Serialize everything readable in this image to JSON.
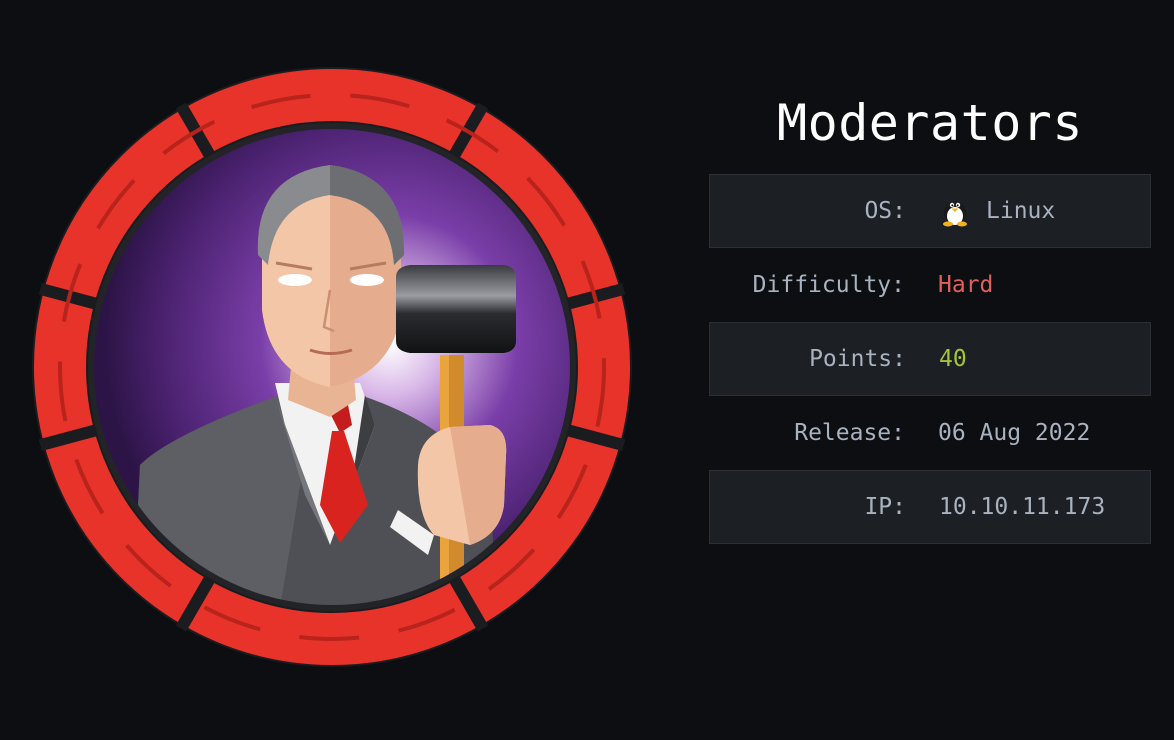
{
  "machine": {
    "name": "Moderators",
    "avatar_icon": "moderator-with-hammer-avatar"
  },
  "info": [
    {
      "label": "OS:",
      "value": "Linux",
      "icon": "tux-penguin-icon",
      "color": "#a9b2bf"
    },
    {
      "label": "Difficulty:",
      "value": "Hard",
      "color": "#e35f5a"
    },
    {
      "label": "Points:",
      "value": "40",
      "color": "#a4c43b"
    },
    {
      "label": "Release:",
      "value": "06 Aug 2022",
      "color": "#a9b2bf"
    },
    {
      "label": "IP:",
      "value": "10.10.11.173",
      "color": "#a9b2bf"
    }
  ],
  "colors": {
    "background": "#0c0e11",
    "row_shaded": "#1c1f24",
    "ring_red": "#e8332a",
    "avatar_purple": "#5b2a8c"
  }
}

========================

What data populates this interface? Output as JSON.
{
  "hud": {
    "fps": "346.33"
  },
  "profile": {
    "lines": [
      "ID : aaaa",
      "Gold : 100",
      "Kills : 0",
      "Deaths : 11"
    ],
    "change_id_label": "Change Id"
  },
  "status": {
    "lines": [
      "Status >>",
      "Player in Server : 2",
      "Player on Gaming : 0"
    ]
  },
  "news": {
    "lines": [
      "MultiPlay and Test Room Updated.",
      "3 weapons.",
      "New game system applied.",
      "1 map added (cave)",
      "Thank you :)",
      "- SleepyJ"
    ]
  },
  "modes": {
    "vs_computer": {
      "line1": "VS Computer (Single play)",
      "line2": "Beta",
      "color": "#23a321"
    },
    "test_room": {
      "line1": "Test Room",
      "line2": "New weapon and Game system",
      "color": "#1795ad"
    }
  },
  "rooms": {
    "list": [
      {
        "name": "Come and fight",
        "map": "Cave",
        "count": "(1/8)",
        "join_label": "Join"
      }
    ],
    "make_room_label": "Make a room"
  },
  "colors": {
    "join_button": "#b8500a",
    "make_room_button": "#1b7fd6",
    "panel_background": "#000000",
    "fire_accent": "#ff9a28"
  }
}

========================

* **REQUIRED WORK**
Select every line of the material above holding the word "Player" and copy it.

* **RESPONSE AREA**
      "Player in Server : 2",
      "Player on Gaming : 0"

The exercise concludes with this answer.